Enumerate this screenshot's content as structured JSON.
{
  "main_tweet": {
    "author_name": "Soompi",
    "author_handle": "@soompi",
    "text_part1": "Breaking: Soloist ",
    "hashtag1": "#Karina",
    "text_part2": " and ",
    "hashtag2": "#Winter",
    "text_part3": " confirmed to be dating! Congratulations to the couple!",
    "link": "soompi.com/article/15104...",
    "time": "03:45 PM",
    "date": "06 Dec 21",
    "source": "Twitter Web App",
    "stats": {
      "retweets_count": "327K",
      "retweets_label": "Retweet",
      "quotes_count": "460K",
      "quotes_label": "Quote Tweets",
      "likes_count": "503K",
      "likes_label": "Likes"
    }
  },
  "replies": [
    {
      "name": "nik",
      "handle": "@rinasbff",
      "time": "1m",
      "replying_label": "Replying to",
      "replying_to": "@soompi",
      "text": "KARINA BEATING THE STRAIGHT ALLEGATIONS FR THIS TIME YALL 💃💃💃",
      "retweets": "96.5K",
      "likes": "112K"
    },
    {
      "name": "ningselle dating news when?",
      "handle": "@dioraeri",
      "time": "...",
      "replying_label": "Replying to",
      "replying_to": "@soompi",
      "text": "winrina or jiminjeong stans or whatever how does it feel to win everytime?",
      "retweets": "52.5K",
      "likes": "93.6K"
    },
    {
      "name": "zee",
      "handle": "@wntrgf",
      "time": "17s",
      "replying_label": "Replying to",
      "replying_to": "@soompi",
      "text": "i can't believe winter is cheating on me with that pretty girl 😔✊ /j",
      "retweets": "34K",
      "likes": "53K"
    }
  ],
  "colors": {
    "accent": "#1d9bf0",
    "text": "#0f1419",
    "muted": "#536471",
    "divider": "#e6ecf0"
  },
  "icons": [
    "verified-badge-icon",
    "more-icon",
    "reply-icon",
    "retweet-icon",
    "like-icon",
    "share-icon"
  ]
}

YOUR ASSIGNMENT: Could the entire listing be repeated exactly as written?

SOLVED EXERCISE:
Enumerate this screenshot's content as structured JSON.
{
  "main_tweet": {
    "author_name": "Soompi",
    "author_handle": "@soompi",
    "text_part1": "Breaking: Soloist ",
    "hashtag1": "#Karina",
    "text_part2": " and ",
    "hashtag2": "#Winter",
    "text_part3": " confirmed to be dating! Congratulations to the couple!",
    "link": "soompi.com/article/15104...",
    "time": "03:45 PM",
    "date": "06 Dec 21",
    "source": "Twitter Web App",
    "stats": {
      "retweets_count": "327K",
      "retweets_label": "Retweet",
      "quotes_count": "460K",
      "quotes_label": "Quote Tweets",
      "likes_count": "503K",
      "likes_label": "Likes"
    }
  },
  "replies": [
    {
      "name": "nik",
      "handle": "@rinasbff",
      "time": "1m",
      "replying_label": "Replying to",
      "replying_to": "@soompi",
      "text": "KARINA BEATING THE STRAIGHT ALLEGATIONS FR THIS TIME YALL 💃💃💃",
      "retweets": "96.5K",
      "likes": "112K"
    },
    {
      "name": "ningselle dating news when?",
      "handle": "@dioraeri",
      "time": "...",
      "replying_label": "Replying to",
      "replying_to": "@soompi",
      "text": "winrina or jiminjeong stans or whatever how does it feel to win everytime?",
      "retweets": "52.5K",
      "likes": "93.6K"
    },
    {
      "name": "zee",
      "handle": "@wntrgf",
      "time": "17s",
      "replying_label": "Replying to",
      "replying_to": "@soompi",
      "text": "i can't believe winter is cheating on me with that pretty girl 😔✊ /j",
      "retweets": "34K",
      "likes": "53K"
    }
  ],
  "colors": {
    "accent": "#1d9bf0",
    "text": "#0f1419",
    "muted": "#536471",
    "divider": "#e6ecf0"
  },
  "icons": [
    "verified-badge-icon",
    "more-icon",
    "reply-icon",
    "retweet-icon",
    "like-icon",
    "share-icon"
  ]
}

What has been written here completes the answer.